This is not surprising. I think most relatively social media savvy people have just assumed that using some words and phrases would put one on the government’s radar. It seems a natural progression. As we live more and more of our lives online it is natural that the law “enforcers” would follow humanity into cyberspace.
Last summer the riots in England, reportedly spread via social media (not really Twitter or Facebook at least originally, but a proprietary program of Blackberry’s) put the powers that be on high alert. The “Arab Spring” had before the English riots, but that was in the developing world.
However, though most of us know the government is trolling through blogs and profiles it’s still another thing to see it right there in front of you, to see an actual list of words the government does not care for.
What is particularly concerning to me is the emergence of the surveillance state as an adjunct to the welfare and warfare state.

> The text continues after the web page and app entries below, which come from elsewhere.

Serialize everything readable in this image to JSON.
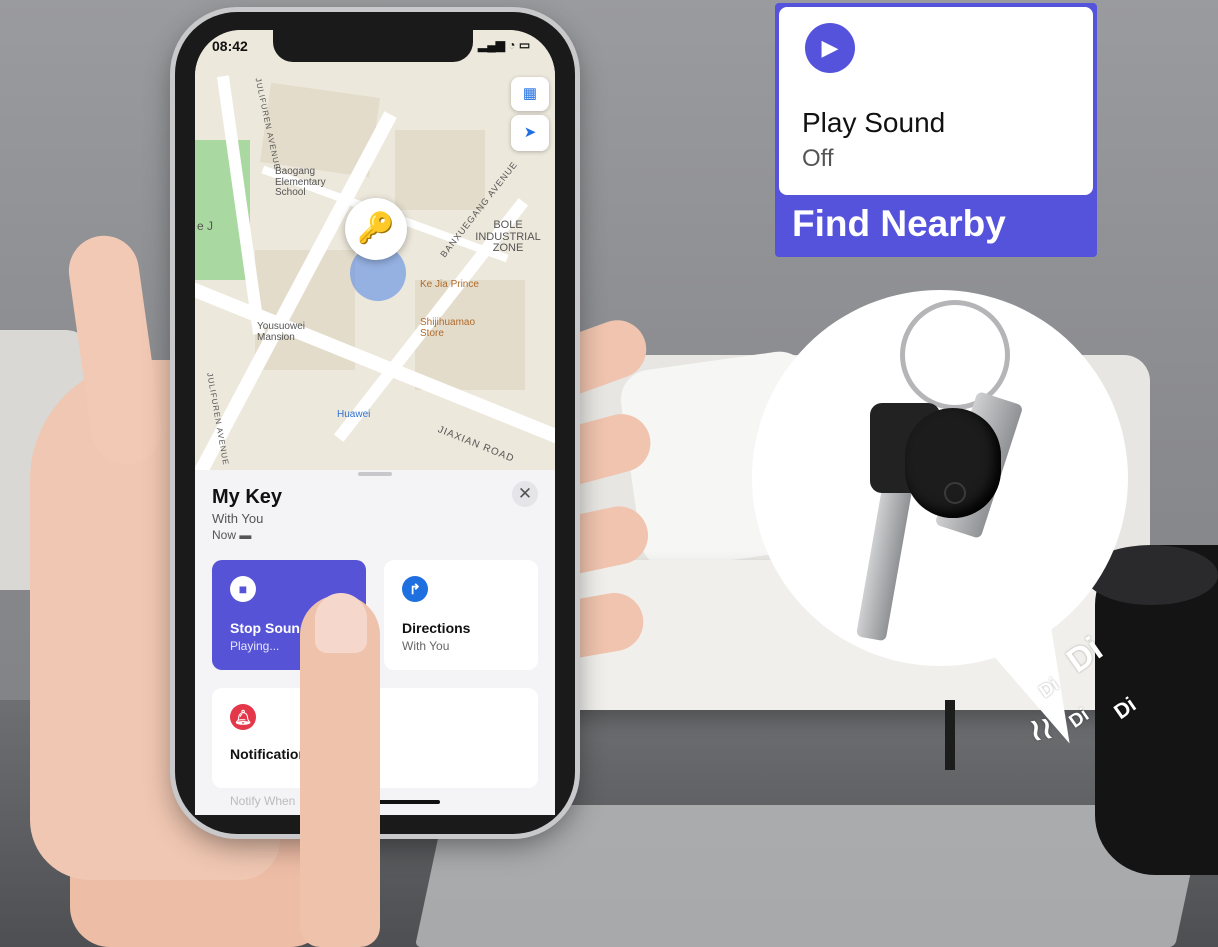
{
  "phone": {
    "status_time": "08:42",
    "status_signal": "4G",
    "map_labels": {
      "school": "Baogang Elementary School",
      "bole": "BOLE INDUSTRIAL ZONE",
      "avenue1": "JULIFUREN AVENUE",
      "avenue2": "BANXUEGANG AVENUE",
      "kejia": "Ke Jia Prince",
      "shijihuamao": "Shijihuamao Store",
      "yousuowei": "Yousuowei Mansion",
      "huawei": "Huawei",
      "jiaxian": "JIAXIAN ROAD",
      "avenue_left": "JULIFUREN AVENUE",
      "edge_j": "e J"
    },
    "item": {
      "title": "My Key",
      "subtitle": "With You",
      "timestamp": "Now"
    },
    "actions": {
      "stop_title": "Stop Sound",
      "stop_sub": "Playing...",
      "dir_title": "Directions",
      "dir_sub": "With You",
      "notif_title": "Notifications",
      "notif_sub": "Notify When"
    },
    "icons": {
      "map_mode": "map-icon",
      "locate": "location-arrow-icon",
      "close": "close-icon",
      "stop": "stop-icon",
      "directions": "directions-icon",
      "bell": "bell-icon"
    }
  },
  "find_nearby": {
    "action": "Play Sound",
    "state": "Off",
    "label": "Find Nearby",
    "accent": "#5553dc"
  },
  "bubble": {
    "sound_words": [
      "Di",
      "Di",
      "Di",
      "Di"
    ]
  }
}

Surveillance is a booming industry, one which government fosters with billions and billions of dollars. I need only drive 25 miles up the road to see it in its full glory, right along the Dulles corridor in Northern Virginia. Names of contractors large and small are emblazoned on midrise office buildings everywhere.
But I am told that it is in the midrises with no name on the outside where the real interesting stuff goes on. How much taxpayer money goes to these companies? We really don’t know.

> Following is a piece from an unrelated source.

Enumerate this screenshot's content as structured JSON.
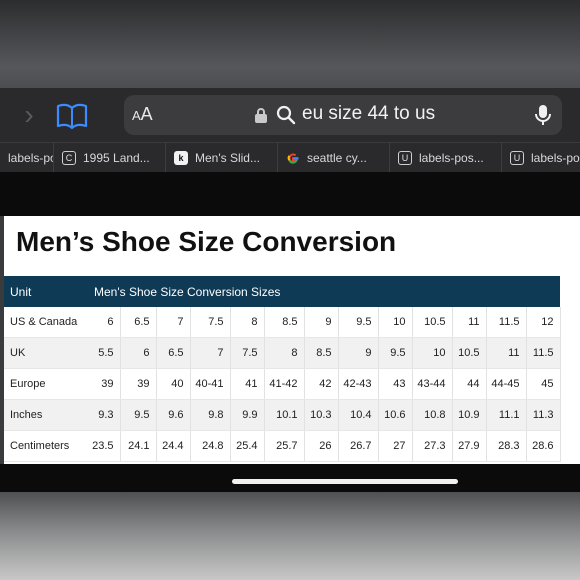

It concerns me where we are going with all this as a society. Where does it stop? So long as there is big pot of government money to pull from it is unlikely that it ever will. Think about that.
National security is vitally important. There are people who want to do bad things to this country. But if we turn the United States into a de facto police state, what is it exactly that we are defending?
Below, the list.